▶ **SOURCE MATERIAL**
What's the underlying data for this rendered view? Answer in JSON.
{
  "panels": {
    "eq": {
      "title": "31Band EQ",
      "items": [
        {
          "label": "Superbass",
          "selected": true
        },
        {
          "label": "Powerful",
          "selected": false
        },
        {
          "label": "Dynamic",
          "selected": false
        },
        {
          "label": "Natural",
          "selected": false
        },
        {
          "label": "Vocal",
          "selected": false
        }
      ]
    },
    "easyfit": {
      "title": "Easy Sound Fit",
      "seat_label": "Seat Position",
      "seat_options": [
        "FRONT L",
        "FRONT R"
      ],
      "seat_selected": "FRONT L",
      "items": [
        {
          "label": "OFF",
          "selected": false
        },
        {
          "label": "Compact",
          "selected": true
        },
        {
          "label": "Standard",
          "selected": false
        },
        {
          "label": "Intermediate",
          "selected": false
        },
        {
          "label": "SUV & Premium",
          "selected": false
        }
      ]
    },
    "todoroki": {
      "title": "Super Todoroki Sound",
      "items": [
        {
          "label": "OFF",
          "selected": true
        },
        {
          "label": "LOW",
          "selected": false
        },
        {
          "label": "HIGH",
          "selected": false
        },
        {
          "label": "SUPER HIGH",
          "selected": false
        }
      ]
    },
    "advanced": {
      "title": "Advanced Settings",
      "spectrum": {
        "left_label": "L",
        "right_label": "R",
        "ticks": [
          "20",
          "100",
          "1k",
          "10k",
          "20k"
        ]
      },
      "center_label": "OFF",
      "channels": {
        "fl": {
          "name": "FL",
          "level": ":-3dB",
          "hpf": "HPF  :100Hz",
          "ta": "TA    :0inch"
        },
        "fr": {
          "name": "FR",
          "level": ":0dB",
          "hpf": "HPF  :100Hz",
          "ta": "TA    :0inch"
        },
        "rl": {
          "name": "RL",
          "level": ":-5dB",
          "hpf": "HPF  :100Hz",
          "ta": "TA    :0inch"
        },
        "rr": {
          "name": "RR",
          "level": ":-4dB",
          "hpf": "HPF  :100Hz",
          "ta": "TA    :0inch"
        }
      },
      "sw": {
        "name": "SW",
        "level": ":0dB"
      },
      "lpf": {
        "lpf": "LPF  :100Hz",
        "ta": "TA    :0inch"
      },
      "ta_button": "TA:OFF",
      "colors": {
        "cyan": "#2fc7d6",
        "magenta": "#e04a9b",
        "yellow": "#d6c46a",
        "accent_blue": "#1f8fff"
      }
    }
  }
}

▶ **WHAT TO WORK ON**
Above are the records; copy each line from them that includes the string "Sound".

▶ **SOLUTION FOR THIS PROBLEM**
      "title": "Easy Sound Fit",
      "title": "Super Todoroki Sound",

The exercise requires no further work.